A dominant view within that tradition was that a natural difference in bodily humour caused women to be naturally cool while men were naturally warm. To the extent that that was so, ‘frigidity’ did not present as a problem requiring medical, legal or ecclesial intervention. There, coldness, or at least coolness, in women was a quite unremarkable thing. From time to time, as we will show briefly in Chapters 2, 4 and 7, this notion of natural bodily temperament interfered or intersected with that of frigidity, but the two were in general terms conceptually discrete.

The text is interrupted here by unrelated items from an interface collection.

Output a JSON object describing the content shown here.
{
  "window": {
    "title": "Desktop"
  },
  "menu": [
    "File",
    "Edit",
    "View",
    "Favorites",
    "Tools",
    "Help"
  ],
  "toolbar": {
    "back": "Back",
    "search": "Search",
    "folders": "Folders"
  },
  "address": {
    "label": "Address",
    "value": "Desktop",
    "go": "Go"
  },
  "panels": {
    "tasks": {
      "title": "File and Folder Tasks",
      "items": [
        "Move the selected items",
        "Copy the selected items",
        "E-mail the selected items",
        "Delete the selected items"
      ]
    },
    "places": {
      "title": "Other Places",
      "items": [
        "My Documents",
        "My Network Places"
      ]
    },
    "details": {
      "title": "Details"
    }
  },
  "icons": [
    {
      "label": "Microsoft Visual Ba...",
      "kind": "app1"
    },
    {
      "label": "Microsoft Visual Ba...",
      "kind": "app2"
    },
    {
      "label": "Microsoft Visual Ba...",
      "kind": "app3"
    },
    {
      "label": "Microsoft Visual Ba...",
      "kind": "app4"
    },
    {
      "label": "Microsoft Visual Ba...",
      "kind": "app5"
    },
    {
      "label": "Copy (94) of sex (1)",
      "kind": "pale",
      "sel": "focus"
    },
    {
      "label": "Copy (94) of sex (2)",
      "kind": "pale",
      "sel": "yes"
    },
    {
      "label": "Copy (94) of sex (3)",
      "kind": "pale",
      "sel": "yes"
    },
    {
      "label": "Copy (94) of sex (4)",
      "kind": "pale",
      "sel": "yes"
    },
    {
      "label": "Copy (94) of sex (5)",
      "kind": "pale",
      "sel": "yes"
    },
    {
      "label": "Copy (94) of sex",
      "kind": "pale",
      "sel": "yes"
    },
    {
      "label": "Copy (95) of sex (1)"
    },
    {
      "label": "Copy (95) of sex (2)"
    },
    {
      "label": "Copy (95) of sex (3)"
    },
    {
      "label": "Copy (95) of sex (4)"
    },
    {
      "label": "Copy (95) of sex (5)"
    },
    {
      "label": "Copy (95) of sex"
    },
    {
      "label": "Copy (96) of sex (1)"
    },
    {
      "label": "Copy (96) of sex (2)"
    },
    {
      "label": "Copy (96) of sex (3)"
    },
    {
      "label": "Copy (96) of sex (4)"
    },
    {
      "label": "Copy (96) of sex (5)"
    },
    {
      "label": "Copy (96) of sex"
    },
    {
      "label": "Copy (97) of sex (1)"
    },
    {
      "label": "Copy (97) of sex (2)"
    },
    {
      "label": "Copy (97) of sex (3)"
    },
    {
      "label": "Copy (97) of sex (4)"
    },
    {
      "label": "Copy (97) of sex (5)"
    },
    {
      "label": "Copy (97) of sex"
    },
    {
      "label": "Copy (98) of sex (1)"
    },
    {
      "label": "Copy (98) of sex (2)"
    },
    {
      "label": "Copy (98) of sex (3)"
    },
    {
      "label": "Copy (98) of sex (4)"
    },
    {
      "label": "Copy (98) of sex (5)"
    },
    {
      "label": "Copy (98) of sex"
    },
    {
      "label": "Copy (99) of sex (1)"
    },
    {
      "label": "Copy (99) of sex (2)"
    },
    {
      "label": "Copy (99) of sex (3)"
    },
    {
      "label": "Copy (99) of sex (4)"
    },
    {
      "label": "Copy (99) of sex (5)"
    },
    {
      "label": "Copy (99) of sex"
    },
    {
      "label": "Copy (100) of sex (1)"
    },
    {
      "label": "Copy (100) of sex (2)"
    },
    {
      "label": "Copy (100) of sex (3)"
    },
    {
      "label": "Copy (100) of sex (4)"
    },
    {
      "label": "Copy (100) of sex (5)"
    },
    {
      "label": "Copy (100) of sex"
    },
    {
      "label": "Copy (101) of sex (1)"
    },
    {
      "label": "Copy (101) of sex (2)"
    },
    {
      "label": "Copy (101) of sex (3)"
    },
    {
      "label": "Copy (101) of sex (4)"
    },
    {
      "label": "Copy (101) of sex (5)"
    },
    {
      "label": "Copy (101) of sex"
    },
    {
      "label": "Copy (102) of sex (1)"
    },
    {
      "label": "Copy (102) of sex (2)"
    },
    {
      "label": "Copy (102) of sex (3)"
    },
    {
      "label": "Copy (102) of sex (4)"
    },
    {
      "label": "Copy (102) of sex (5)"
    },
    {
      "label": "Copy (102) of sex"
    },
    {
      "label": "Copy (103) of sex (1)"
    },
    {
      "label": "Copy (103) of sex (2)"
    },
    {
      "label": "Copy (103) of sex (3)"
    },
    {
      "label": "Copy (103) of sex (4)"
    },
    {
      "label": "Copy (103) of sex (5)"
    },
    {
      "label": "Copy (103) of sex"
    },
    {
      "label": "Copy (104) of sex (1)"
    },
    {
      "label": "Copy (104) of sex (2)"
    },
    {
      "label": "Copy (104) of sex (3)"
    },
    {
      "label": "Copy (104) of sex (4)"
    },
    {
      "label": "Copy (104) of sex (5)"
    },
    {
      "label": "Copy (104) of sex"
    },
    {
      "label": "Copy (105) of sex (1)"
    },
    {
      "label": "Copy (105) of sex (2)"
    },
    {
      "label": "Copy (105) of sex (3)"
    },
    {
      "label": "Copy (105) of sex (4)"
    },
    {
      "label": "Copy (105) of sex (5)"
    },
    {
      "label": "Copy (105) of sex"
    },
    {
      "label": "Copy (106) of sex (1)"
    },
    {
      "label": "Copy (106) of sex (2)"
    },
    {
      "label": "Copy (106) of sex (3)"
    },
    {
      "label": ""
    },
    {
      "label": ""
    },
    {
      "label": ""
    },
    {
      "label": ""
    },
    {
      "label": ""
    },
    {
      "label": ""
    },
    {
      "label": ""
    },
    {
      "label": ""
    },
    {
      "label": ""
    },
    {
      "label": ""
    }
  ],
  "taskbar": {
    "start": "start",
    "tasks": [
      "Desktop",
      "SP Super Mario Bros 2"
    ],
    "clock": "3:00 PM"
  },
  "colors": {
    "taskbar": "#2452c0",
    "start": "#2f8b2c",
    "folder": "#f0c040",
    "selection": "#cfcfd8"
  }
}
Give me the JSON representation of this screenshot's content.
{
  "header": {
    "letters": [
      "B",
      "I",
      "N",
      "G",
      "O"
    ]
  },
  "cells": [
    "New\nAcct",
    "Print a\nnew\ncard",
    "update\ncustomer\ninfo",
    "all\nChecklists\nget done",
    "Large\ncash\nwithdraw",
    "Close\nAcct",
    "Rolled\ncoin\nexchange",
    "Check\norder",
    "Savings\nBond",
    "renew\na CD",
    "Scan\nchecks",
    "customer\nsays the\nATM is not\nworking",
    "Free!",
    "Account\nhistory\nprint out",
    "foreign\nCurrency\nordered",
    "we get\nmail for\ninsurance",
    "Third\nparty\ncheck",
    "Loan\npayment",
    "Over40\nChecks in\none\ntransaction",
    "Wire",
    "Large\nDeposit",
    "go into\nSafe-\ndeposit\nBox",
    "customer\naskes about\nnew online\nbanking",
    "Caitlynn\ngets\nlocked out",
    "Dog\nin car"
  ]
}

2 And they were guilty of a further omission that he was seeking to rectify. This second corrective purpose was not articulated with the first by any strict logic, but simply appeared alongside it, as it would often do in the course of the nineteenth century. Not only should the moral and the physical be brought closer together, but it was also time for medicine to pay closer attention to women: While on the one hand philosophes have closely observed the moral, doctors on the other have developed the physical, at least as far as that is possible.
From time to time, as we will show briefly in Chapters 2, 4 and 7, this notion of natural bodily temperament interfered or intersected with that of frigidity, but the two were in general terms conceptually discrete. The primary concern of this book is to understand how, where and when gendered frigidity came to be constituted as a disorder. It was considered as such in the writings of canonists like Zacchia, and again in the nineteenth century, as we shall shortly see. Yet even if it is accepted that these were the two decisive phases in the history of frigidity prior to the twentieth century, it remains to be seen whether, taken together, they constitute a genealogy in the proper sense of the word.
Frigidity: An Intellectual History by Alison M. Moore